Next, peel and shred the Whites into a (dry) bowl. Dump them out onto a kitchen towel to dry for a bit, then return to the bowl you just cleaned out and dried. Next, whip the egg (you can use a coffee cup and a fork) and mix it thoroughly with the shredded Whites. Sprinkle in the potato flour and the salt and pepper to your taste as well as the garlic powder, if desired, and mix thoroughly.
My search for pure, unadulterated potato flour turned up this, which I’m happy to recommend. If your search takes you to the kosher section, make sure that you are buying pure potato flour and NOT a potato pancake mix loaded with extraneous ingredients. Also, as I’ve stated in other recipes, I strongly prefer high-quality granulated garlic to garlic powder.
If you opt to add onion to the mix, I have three recommendations– One, use thinly sliced WHITE onion; Two, gently wilt the slices in just enough grapeseed oil over low heat, stopping well short of browning; and Three, lay them out on a paper towel square after cooking, cover them with another square, and roll them up for a bit. This will draw off a lot of the oil and make them bind better with the other ingredients. Combine with the bowl of shredded Whites.

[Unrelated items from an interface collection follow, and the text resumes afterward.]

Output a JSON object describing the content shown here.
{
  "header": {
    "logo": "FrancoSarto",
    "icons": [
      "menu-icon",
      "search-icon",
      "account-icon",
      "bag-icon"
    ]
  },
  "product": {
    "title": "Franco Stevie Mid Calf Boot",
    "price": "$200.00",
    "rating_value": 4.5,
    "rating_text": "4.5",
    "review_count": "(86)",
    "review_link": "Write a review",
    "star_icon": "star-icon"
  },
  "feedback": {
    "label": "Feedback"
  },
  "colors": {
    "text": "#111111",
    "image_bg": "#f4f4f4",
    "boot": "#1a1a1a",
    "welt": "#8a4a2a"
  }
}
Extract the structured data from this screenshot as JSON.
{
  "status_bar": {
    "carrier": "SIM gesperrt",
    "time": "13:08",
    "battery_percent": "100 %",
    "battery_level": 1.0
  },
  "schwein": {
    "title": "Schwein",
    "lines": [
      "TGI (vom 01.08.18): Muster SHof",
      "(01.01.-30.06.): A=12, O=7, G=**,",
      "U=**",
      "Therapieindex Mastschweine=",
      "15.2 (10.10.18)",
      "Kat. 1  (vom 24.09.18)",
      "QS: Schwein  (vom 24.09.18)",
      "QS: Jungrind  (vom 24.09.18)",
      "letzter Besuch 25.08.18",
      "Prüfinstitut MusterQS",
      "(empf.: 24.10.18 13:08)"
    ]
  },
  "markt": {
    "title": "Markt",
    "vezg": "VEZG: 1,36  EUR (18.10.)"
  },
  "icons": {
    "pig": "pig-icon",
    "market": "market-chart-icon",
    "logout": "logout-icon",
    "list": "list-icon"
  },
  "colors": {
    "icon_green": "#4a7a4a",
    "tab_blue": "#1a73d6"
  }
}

Now we rinse and dry out the Russets. Strain the shreddings, return them to the bowl, and give them another quick soak and a rinse. Strain again, and then lay them out on a sturdy kitchen towel. Roll it up and squeeze the living bejesus out of it, extracting as much water as possible. (Since Andrea does the laundry in our house, I like to repeat this process with a second towel.)
And finally, before we get cooking, a word about clarified butter– If you’ve taken my advice and now Shop Like A Pro, you’ll see 5 lb. tubs of it at Restaurant Depot; if not, you can search the Internet (clarified butter is also called GHEE.) Or, in a pinch, you can even make your own, a process that I have found difficult, expensive, and wasteful. Just please don’t cook any type of hash browns in un-clarified butter because it will burn too easily, and also resist the temptation to cook them in oil or (uggh!) margarine.
Now it’s show time. Get a generous glop of clarified butter hot in your iron pan. Using your bare hands rather than some sort of implement, drop a small scoop of the White potato mix into the Russet shreds, forming a pancake by flattening it as you gently encourage shreds of the Russets to adhere to its exterior. The result should remind you of coconut-battered shrimp. Place it in the hot butter, pat it flat with your spatula, and then make another two of these (or however many fit in your pan.) They should look like this–
Because these hold together so well, you can flip them as many times as necessary. After a few minutes and a couple of turns, they’ll look like THIS–
The result will be nicely crunchy (like Classic Hash Browns) on the outside, and creamy (like really good mashed potatoes) on the inside. If it didn’t sound so stupid, I would consider calling this creation “Potato Oreos.”
I have found that, as opposed to Classic Hash Browns, this Hybrid version keeps nicely in a warm oven while you are cooking multiple pan-fuls of them, making it perfect for feeding a large group. And if you ever find yourself unsure exactly what to do with them when they’re done cooking, I happily refer you to the homemade ketchup recipe recently posted by my lovable and talented webmistress WinH. My Hybrid Potatoes and her Homemade Ketchup is truly a match made in heaven.